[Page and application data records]

============================================================

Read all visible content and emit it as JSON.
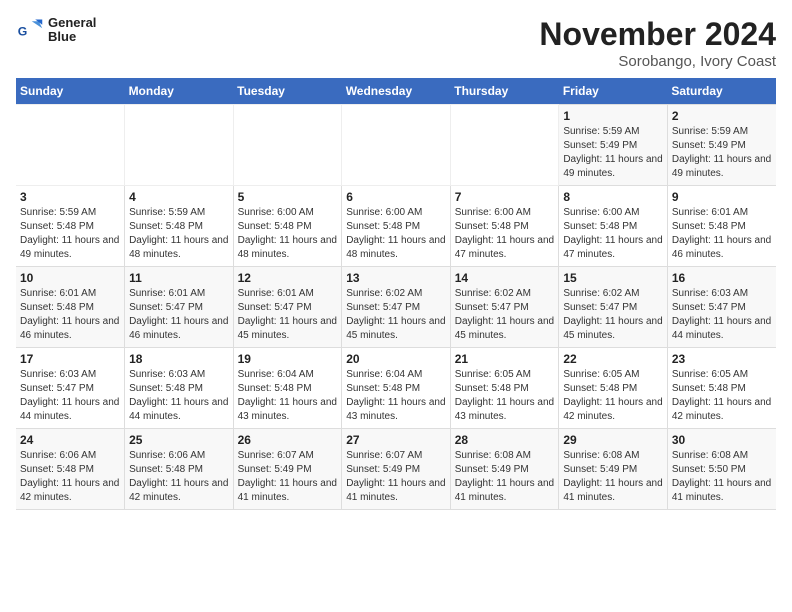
{
  "logo": {
    "line1": "General",
    "line2": "Blue"
  },
  "header": {
    "title": "November 2024",
    "subtitle": "Sorobango, Ivory Coast"
  },
  "weekdays": [
    "Sunday",
    "Monday",
    "Tuesday",
    "Wednesday",
    "Thursday",
    "Friday",
    "Saturday"
  ],
  "weeks": [
    [
      {
        "day": "",
        "info": ""
      },
      {
        "day": "",
        "info": ""
      },
      {
        "day": "",
        "info": ""
      },
      {
        "day": "",
        "info": ""
      },
      {
        "day": "",
        "info": ""
      },
      {
        "day": "1",
        "info": "Sunrise: 5:59 AM\nSunset: 5:49 PM\nDaylight: 11 hours and 49 minutes."
      },
      {
        "day": "2",
        "info": "Sunrise: 5:59 AM\nSunset: 5:49 PM\nDaylight: 11 hours and 49 minutes."
      }
    ],
    [
      {
        "day": "3",
        "info": "Sunrise: 5:59 AM\nSunset: 5:48 PM\nDaylight: 11 hours and 49 minutes."
      },
      {
        "day": "4",
        "info": "Sunrise: 5:59 AM\nSunset: 5:48 PM\nDaylight: 11 hours and 48 minutes."
      },
      {
        "day": "5",
        "info": "Sunrise: 6:00 AM\nSunset: 5:48 PM\nDaylight: 11 hours and 48 minutes."
      },
      {
        "day": "6",
        "info": "Sunrise: 6:00 AM\nSunset: 5:48 PM\nDaylight: 11 hours and 48 minutes."
      },
      {
        "day": "7",
        "info": "Sunrise: 6:00 AM\nSunset: 5:48 PM\nDaylight: 11 hours and 47 minutes."
      },
      {
        "day": "8",
        "info": "Sunrise: 6:00 AM\nSunset: 5:48 PM\nDaylight: 11 hours and 47 minutes."
      },
      {
        "day": "9",
        "info": "Sunrise: 6:01 AM\nSunset: 5:48 PM\nDaylight: 11 hours and 46 minutes."
      }
    ],
    [
      {
        "day": "10",
        "info": "Sunrise: 6:01 AM\nSunset: 5:48 PM\nDaylight: 11 hours and 46 minutes."
      },
      {
        "day": "11",
        "info": "Sunrise: 6:01 AM\nSunset: 5:47 PM\nDaylight: 11 hours and 46 minutes."
      },
      {
        "day": "12",
        "info": "Sunrise: 6:01 AM\nSunset: 5:47 PM\nDaylight: 11 hours and 45 minutes."
      },
      {
        "day": "13",
        "info": "Sunrise: 6:02 AM\nSunset: 5:47 PM\nDaylight: 11 hours and 45 minutes."
      },
      {
        "day": "14",
        "info": "Sunrise: 6:02 AM\nSunset: 5:47 PM\nDaylight: 11 hours and 45 minutes."
      },
      {
        "day": "15",
        "info": "Sunrise: 6:02 AM\nSunset: 5:47 PM\nDaylight: 11 hours and 45 minutes."
      },
      {
        "day": "16",
        "info": "Sunrise: 6:03 AM\nSunset: 5:47 PM\nDaylight: 11 hours and 44 minutes."
      }
    ],
    [
      {
        "day": "17",
        "info": "Sunrise: 6:03 AM\nSunset: 5:47 PM\nDaylight: 11 hours and 44 minutes."
      },
      {
        "day": "18",
        "info": "Sunrise: 6:03 AM\nSunset: 5:48 PM\nDaylight: 11 hours and 44 minutes."
      },
      {
        "day": "19",
        "info": "Sunrise: 6:04 AM\nSunset: 5:48 PM\nDaylight: 11 hours and 43 minutes."
      },
      {
        "day": "20",
        "info": "Sunrise: 6:04 AM\nSunset: 5:48 PM\nDaylight: 11 hours and 43 minutes."
      },
      {
        "day": "21",
        "info": "Sunrise: 6:05 AM\nSunset: 5:48 PM\nDaylight: 11 hours and 43 minutes."
      },
      {
        "day": "22",
        "info": "Sunrise: 6:05 AM\nSunset: 5:48 PM\nDaylight: 11 hours and 42 minutes."
      },
      {
        "day": "23",
        "info": "Sunrise: 6:05 AM\nSunset: 5:48 PM\nDaylight: 11 hours and 42 minutes."
      }
    ],
    [
      {
        "day": "24",
        "info": "Sunrise: 6:06 AM\nSunset: 5:48 PM\nDaylight: 11 hours and 42 minutes."
      },
      {
        "day": "25",
        "info": "Sunrise: 6:06 AM\nSunset: 5:48 PM\nDaylight: 11 hours and 42 minutes."
      },
      {
        "day": "26",
        "info": "Sunrise: 6:07 AM\nSunset: 5:49 PM\nDaylight: 11 hours and 41 minutes."
      },
      {
        "day": "27",
        "info": "Sunrise: 6:07 AM\nSunset: 5:49 PM\nDaylight: 11 hours and 41 minutes."
      },
      {
        "day": "28",
        "info": "Sunrise: 6:08 AM\nSunset: 5:49 PM\nDaylight: 11 hours and 41 minutes."
      },
      {
        "day": "29",
        "info": "Sunrise: 6:08 AM\nSunset: 5:49 PM\nDaylight: 11 hours and 41 minutes."
      },
      {
        "day": "30",
        "info": "Sunrise: 6:08 AM\nSunset: 5:50 PM\nDaylight: 11 hours and 41 minutes."
      }
    ]
  ]
}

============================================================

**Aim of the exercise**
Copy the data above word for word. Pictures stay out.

**Task response**
Read all visible content and emit it as JSON.
{
  "logo": {
    "line1": "General",
    "line2": "Blue"
  },
  "header": {
    "title": "November 2024",
    "subtitle": "Sorobango, Ivory Coast"
  },
  "weekdays": [
    "Sunday",
    "Monday",
    "Tuesday",
    "Wednesday",
    "Thursday",
    "Friday",
    "Saturday"
  ],
  "weeks": [
    [
      {
        "day": "",
        "info": ""
      },
      {
        "day": "",
        "info": ""
      },
      {
        "day": "",
        "info": ""
      },
      {
        "day": "",
        "info": ""
      },
      {
        "day": "",
        "info": ""
      },
      {
        "day": "1",
        "info": "Sunrise: 5:59 AM\nSunset: 5:49 PM\nDaylight: 11 hours and 49 minutes."
      },
      {
        "day": "2",
        "info": "Sunrise: 5:59 AM\nSunset: 5:49 PM\nDaylight: 11 hours and 49 minutes."
      }
    ],
    [
      {
        "day": "3",
        "info": "Sunrise: 5:59 AM\nSunset: 5:48 PM\nDaylight: 11 hours and 49 minutes."
      },
      {
        "day": "4",
        "info": "Sunrise: 5:59 AM\nSunset: 5:48 PM\nDaylight: 11 hours and 48 minutes."
      },
      {
        "day": "5",
        "info": "Sunrise: 6:00 AM\nSunset: 5:48 PM\nDaylight: 11 hours and 48 minutes."
      },
      {
        "day": "6",
        "info": "Sunrise: 6:00 AM\nSunset: 5:48 PM\nDaylight: 11 hours and 48 minutes."
      },
      {
        "day": "7",
        "info": "Sunrise: 6:00 AM\nSunset: 5:48 PM\nDaylight: 11 hours and 47 minutes."
      },
      {
        "day": "8",
        "info": "Sunrise: 6:00 AM\nSunset: 5:48 PM\nDaylight: 11 hours and 47 minutes."
      },
      {
        "day": "9",
        "info": "Sunrise: 6:01 AM\nSunset: 5:48 PM\nDaylight: 11 hours and 46 minutes."
      }
    ],
    [
      {
        "day": "10",
        "info": "Sunrise: 6:01 AM\nSunset: 5:48 PM\nDaylight: 11 hours and 46 minutes."
      },
      {
        "day": "11",
        "info": "Sunrise: 6:01 AM\nSunset: 5:47 PM\nDaylight: 11 hours and 46 minutes."
      },
      {
        "day": "12",
        "info": "Sunrise: 6:01 AM\nSunset: 5:47 PM\nDaylight: 11 hours and 45 minutes."
      },
      {
        "day": "13",
        "info": "Sunrise: 6:02 AM\nSunset: 5:47 PM\nDaylight: 11 hours and 45 minutes."
      },
      {
        "day": "14",
        "info": "Sunrise: 6:02 AM\nSunset: 5:47 PM\nDaylight: 11 hours and 45 minutes."
      },
      {
        "day": "15",
        "info": "Sunrise: 6:02 AM\nSunset: 5:47 PM\nDaylight: 11 hours and 45 minutes."
      },
      {
        "day": "16",
        "info": "Sunrise: 6:03 AM\nSunset: 5:47 PM\nDaylight: 11 hours and 44 minutes."
      }
    ],
    [
      {
        "day": "17",
        "info": "Sunrise: 6:03 AM\nSunset: 5:47 PM\nDaylight: 11 hours and 44 minutes."
      },
      {
        "day": "18",
        "info": "Sunrise: 6:03 AM\nSunset: 5:48 PM\nDaylight: 11 hours and 44 minutes."
      },
      {
        "day": "19",
        "info": "Sunrise: 6:04 AM\nSunset: 5:48 PM\nDaylight: 11 hours and 43 minutes."
      },
      {
        "day": "20",
        "info": "Sunrise: 6:04 AM\nSunset: 5:48 PM\nDaylight: 11 hours and 43 minutes."
      },
      {
        "day": "21",
        "info": "Sunrise: 6:05 AM\nSunset: 5:48 PM\nDaylight: 11 hours and 43 minutes."
      },
      {
        "day": "22",
        "info": "Sunrise: 6:05 AM\nSunset: 5:48 PM\nDaylight: 11 hours and 42 minutes."
      },
      {
        "day": "23",
        "info": "Sunrise: 6:05 AM\nSunset: 5:48 PM\nDaylight: 11 hours and 42 minutes."
      }
    ],
    [
      {
        "day": "24",
        "info": "Sunrise: 6:06 AM\nSunset: 5:48 PM\nDaylight: 11 hours and 42 minutes."
      },
      {
        "day": "25",
        "info": "Sunrise: 6:06 AM\nSunset: 5:48 PM\nDaylight: 11 hours and 42 minutes."
      },
      {
        "day": "26",
        "info": "Sunrise: 6:07 AM\nSunset: 5:49 PM\nDaylight: 11 hours and 41 minutes."
      },
      {
        "day": "27",
        "info": "Sunrise: 6:07 AM\nSunset: 5:49 PM\nDaylight: 11 hours and 41 minutes."
      },
      {
        "day": "28",
        "info": "Sunrise: 6:08 AM\nSunset: 5:49 PM\nDaylight: 11 hours and 41 minutes."
      },
      {
        "day": "29",
        "info": "Sunrise: 6:08 AM\nSunset: 5:49 PM\nDaylight: 11 hours and 41 minutes."
      },
      {
        "day": "30",
        "info": "Sunrise: 6:08 AM\nSunset: 5:50 PM\nDaylight: 11 hours and 41 minutes."
      }
    ]
  ]
}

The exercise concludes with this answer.